## Dataset records
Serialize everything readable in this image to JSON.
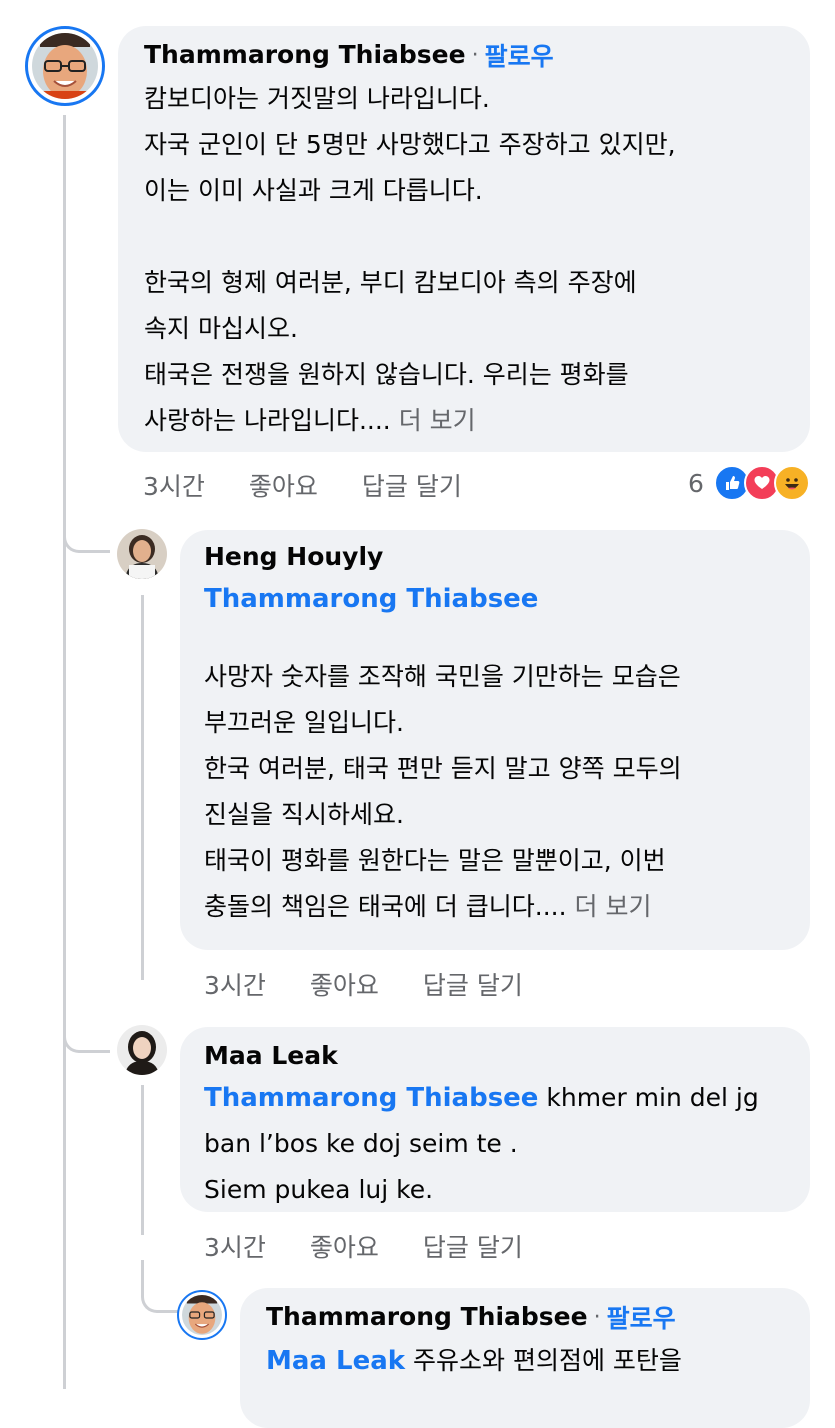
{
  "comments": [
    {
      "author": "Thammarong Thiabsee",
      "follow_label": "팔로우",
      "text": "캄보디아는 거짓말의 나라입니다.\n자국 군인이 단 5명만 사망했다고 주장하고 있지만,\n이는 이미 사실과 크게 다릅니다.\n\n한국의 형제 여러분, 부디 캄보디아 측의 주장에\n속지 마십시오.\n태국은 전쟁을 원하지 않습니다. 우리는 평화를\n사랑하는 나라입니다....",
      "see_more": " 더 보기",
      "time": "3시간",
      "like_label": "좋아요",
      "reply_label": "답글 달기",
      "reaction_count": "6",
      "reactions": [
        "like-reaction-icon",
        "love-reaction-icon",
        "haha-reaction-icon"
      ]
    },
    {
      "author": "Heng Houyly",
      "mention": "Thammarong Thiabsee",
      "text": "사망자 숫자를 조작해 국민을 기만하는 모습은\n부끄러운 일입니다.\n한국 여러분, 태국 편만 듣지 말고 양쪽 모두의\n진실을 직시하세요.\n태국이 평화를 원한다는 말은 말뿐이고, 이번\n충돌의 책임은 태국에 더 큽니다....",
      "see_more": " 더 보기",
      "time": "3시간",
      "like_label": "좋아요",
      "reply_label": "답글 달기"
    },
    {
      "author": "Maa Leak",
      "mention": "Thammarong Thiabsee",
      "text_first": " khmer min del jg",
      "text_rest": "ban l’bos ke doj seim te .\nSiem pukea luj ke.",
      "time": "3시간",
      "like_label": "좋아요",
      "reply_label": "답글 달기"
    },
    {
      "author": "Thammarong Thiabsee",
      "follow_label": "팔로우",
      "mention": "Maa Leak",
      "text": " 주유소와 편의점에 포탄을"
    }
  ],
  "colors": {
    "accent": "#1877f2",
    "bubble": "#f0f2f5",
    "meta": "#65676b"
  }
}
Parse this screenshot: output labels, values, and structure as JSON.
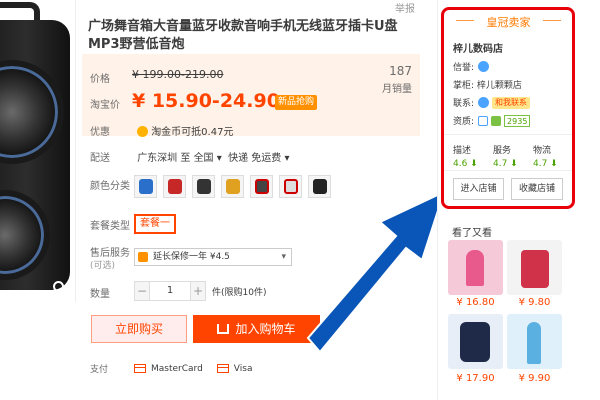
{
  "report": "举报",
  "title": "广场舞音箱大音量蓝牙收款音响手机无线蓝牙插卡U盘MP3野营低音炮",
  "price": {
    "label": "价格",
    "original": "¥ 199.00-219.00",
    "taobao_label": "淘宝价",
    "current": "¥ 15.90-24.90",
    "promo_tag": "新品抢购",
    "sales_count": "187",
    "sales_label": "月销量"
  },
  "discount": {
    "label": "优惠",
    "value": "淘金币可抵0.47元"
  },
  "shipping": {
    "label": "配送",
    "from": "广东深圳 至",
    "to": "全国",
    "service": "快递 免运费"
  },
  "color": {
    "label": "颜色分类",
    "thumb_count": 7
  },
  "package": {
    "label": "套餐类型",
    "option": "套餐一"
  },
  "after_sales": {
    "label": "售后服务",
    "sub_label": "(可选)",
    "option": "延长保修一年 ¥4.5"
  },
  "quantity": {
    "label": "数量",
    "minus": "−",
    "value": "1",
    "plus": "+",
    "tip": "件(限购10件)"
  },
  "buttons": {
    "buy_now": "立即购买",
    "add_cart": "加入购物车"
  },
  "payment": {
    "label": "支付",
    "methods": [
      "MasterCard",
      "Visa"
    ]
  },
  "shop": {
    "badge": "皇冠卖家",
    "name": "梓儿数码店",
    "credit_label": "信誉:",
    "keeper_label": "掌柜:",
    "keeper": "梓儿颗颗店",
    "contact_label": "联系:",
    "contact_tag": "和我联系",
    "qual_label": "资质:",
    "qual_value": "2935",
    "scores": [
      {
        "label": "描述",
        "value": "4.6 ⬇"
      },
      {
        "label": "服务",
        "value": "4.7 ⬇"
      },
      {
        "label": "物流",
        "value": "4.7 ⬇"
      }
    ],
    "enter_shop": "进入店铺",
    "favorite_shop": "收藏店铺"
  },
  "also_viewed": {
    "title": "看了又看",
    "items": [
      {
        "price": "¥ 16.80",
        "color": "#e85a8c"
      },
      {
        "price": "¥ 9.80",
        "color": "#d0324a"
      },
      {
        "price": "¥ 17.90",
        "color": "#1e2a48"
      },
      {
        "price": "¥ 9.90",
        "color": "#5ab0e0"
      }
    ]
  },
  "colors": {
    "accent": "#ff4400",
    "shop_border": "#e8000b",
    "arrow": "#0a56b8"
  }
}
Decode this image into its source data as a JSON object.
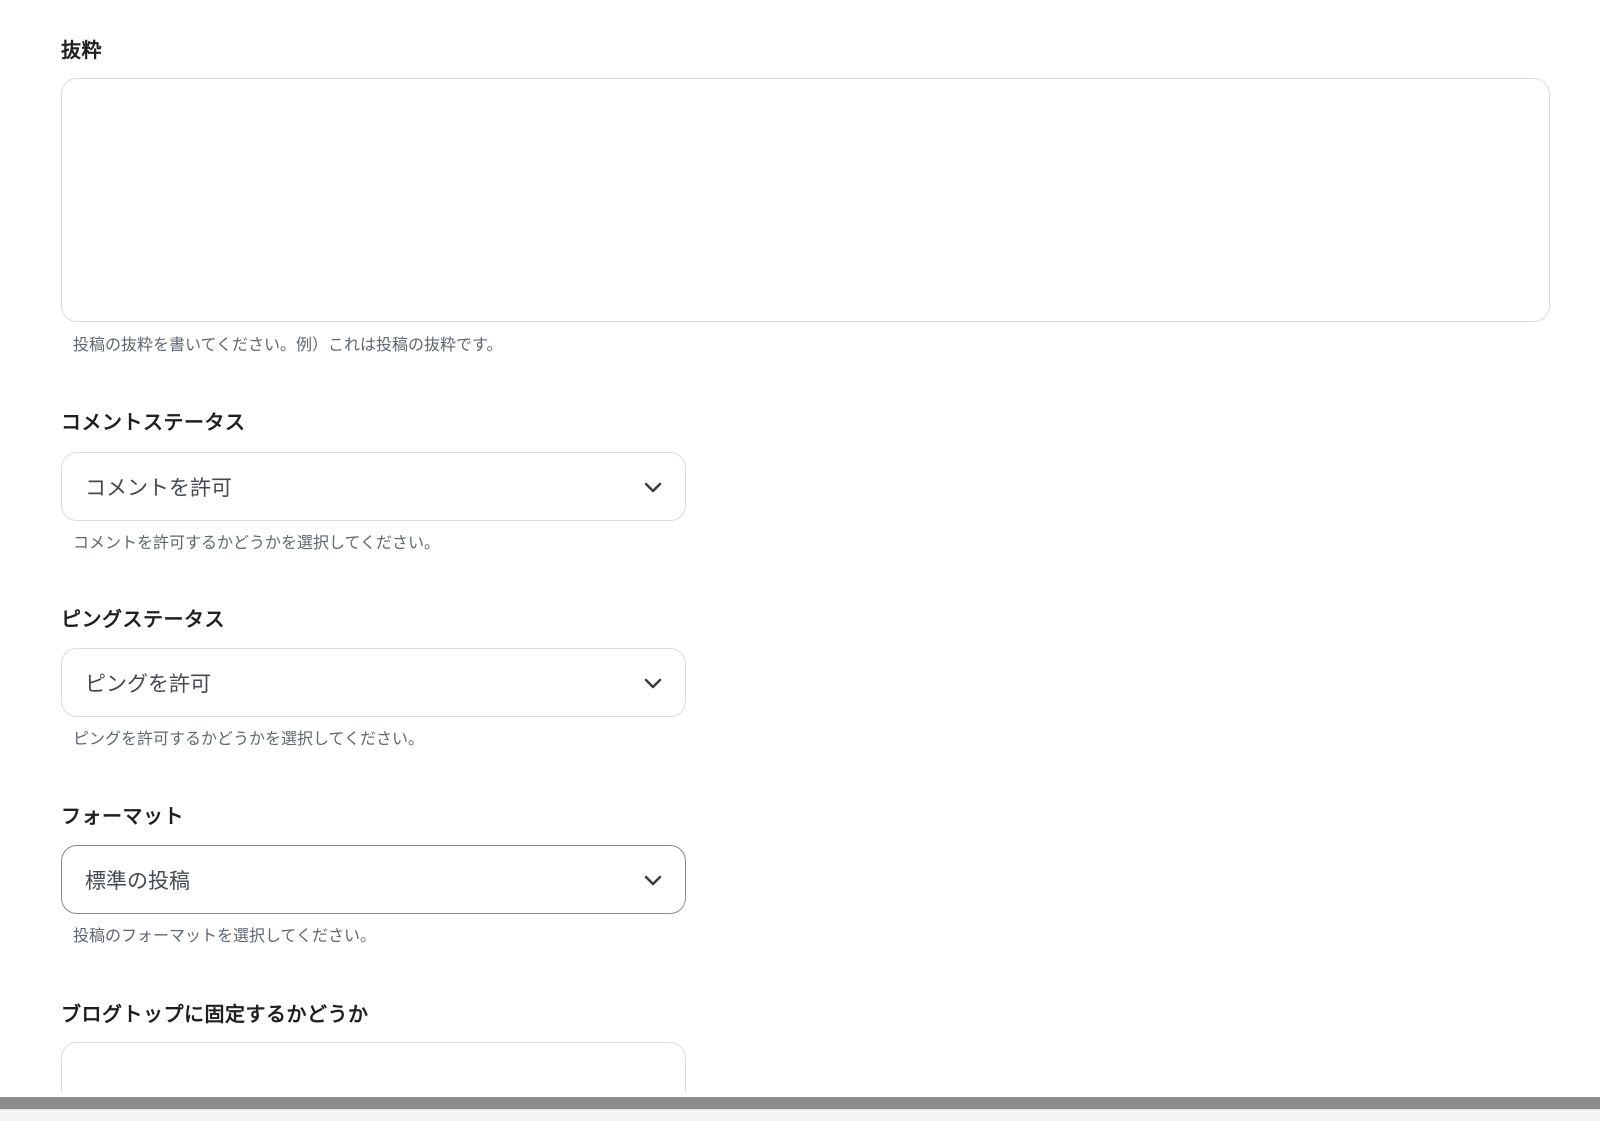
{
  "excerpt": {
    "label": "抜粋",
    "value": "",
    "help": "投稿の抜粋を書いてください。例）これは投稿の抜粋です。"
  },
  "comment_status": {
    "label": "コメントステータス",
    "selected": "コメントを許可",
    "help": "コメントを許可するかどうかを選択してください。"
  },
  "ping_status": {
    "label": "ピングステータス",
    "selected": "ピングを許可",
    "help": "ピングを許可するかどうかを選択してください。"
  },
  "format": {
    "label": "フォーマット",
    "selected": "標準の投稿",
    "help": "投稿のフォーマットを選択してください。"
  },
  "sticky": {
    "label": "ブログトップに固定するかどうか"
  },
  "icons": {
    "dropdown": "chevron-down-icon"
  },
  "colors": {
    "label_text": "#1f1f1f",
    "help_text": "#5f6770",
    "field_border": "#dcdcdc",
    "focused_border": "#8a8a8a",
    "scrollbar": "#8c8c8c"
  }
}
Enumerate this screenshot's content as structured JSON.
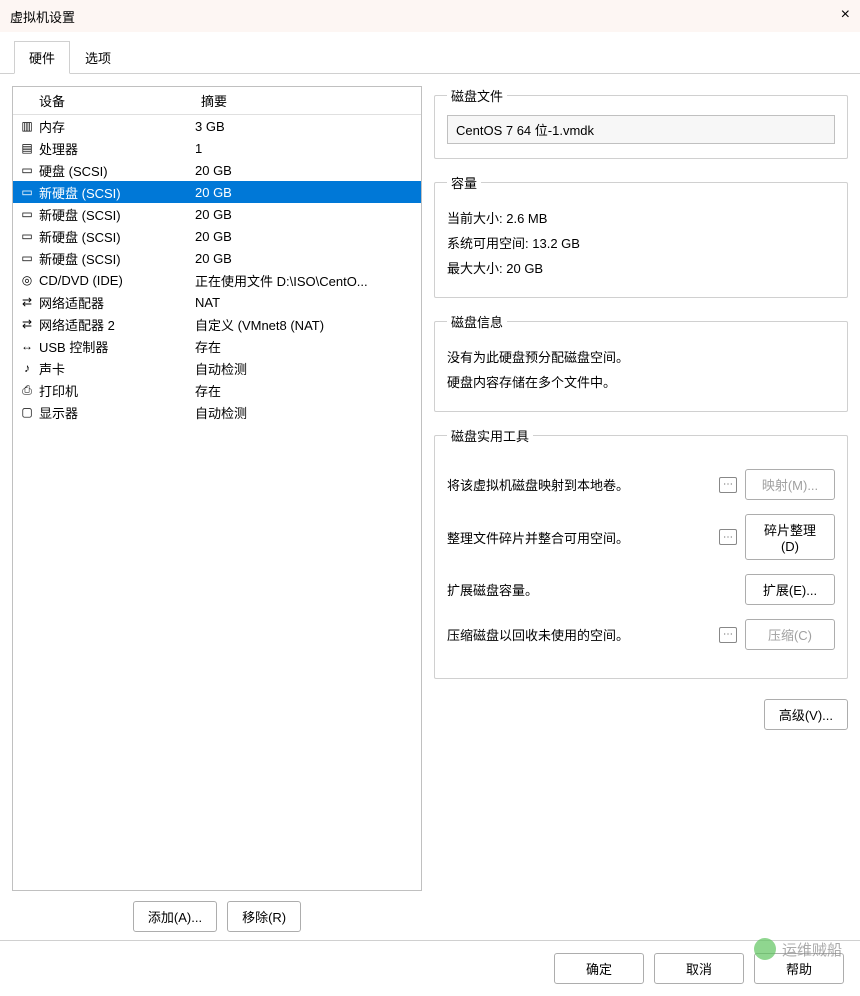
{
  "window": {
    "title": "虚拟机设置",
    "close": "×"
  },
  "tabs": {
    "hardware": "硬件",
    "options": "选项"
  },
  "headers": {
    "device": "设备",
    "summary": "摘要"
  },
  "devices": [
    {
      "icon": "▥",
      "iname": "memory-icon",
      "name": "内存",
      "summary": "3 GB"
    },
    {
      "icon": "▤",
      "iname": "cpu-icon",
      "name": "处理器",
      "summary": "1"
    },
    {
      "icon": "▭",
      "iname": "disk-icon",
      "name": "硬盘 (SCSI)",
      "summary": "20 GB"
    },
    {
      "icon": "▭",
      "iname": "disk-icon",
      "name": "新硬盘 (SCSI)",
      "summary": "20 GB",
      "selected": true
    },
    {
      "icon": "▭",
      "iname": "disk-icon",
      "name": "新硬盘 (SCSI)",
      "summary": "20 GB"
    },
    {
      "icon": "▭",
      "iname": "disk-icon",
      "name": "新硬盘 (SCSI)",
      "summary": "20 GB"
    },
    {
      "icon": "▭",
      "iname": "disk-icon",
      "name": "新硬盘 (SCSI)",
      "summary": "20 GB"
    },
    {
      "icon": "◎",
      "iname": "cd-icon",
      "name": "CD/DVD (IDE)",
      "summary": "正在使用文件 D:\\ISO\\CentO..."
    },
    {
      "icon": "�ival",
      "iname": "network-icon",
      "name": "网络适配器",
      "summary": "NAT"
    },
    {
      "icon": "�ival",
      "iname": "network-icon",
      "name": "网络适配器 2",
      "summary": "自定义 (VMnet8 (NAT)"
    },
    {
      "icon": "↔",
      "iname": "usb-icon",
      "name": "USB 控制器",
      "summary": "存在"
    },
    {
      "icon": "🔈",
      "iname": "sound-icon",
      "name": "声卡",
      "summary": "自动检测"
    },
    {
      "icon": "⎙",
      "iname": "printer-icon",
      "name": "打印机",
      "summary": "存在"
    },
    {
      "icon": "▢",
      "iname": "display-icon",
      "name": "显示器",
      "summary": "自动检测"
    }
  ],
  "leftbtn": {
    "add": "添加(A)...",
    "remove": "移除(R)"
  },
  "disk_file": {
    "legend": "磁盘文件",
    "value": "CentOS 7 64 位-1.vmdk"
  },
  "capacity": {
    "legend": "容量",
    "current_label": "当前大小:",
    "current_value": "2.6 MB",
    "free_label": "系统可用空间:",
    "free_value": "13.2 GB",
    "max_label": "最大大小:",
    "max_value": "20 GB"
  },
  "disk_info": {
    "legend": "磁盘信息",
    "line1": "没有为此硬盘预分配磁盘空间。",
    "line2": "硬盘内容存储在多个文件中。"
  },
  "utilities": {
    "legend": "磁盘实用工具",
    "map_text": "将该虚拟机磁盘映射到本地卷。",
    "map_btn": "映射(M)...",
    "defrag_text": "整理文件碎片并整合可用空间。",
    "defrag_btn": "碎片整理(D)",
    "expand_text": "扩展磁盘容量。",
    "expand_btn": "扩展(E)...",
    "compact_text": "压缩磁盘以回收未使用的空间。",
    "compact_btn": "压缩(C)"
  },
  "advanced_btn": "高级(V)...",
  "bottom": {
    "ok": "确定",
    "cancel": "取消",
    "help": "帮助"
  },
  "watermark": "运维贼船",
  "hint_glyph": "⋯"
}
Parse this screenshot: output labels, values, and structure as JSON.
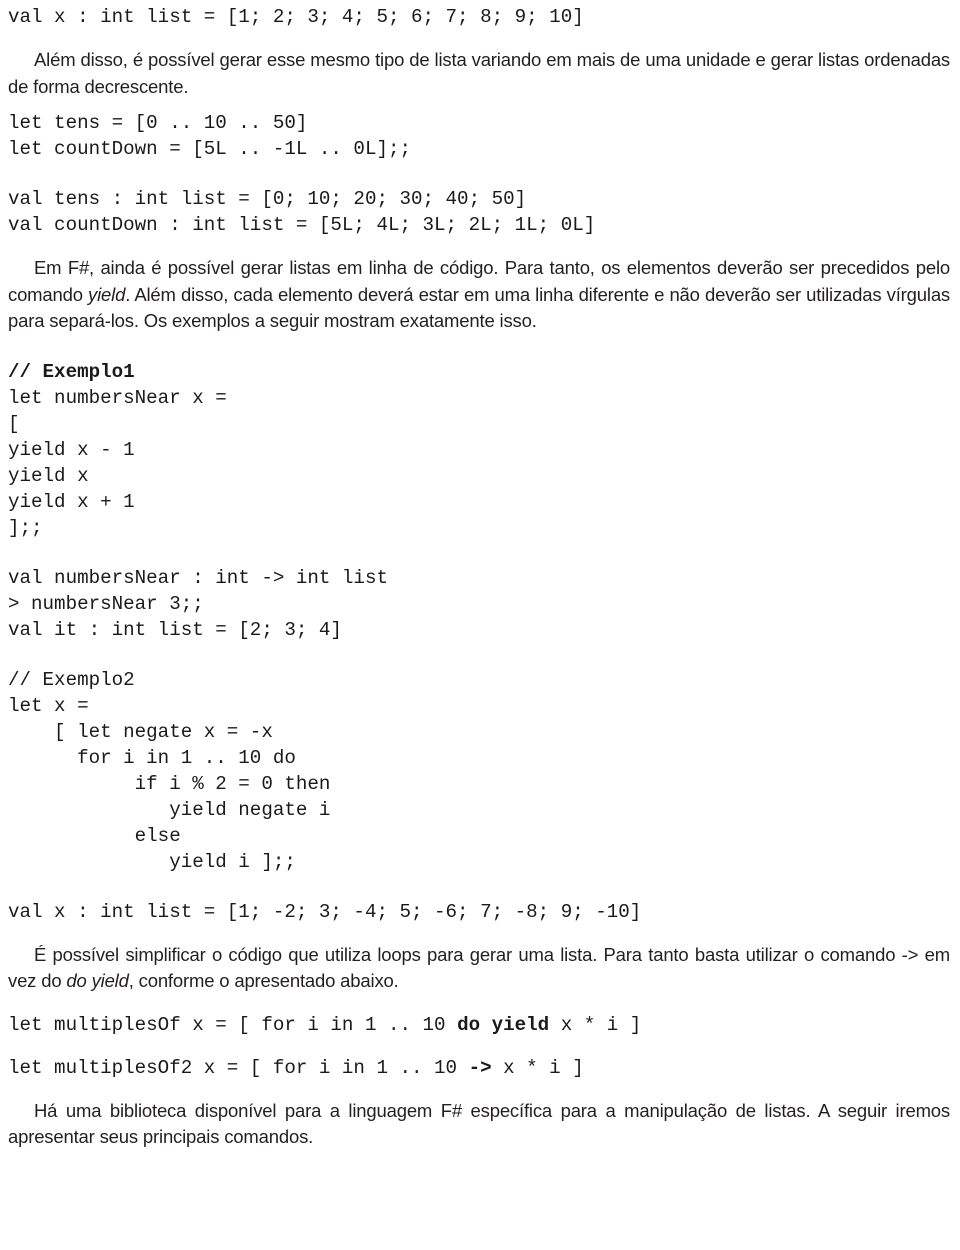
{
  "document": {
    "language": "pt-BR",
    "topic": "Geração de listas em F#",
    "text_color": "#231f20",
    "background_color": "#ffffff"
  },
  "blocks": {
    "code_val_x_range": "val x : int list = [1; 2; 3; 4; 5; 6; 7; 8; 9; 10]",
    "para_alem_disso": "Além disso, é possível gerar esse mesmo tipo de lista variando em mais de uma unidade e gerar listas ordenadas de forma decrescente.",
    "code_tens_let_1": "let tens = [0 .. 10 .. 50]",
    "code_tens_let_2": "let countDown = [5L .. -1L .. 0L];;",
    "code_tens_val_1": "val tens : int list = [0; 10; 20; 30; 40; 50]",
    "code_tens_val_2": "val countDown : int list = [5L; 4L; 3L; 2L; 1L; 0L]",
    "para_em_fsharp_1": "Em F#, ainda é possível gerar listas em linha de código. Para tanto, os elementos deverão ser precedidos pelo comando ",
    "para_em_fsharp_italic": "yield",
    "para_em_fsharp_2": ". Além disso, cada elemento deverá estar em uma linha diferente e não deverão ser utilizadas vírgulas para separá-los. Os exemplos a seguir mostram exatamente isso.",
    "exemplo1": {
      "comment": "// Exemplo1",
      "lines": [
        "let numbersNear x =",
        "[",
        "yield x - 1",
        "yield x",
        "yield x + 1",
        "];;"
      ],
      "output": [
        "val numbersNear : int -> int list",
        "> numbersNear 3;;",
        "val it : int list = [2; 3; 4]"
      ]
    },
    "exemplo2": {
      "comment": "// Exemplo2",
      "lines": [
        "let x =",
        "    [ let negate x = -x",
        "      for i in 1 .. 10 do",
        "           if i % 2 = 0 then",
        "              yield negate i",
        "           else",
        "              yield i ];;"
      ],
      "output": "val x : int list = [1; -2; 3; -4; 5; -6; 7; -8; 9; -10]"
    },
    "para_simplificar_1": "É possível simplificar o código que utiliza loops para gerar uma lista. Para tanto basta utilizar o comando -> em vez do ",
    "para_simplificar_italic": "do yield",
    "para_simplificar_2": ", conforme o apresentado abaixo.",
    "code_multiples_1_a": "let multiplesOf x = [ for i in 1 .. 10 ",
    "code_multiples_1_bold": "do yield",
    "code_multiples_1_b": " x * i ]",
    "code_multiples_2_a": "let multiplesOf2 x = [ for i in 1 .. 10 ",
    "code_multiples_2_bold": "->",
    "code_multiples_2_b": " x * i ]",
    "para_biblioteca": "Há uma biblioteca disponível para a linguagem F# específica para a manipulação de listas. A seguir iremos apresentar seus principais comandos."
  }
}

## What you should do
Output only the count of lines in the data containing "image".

## Completed exercise
2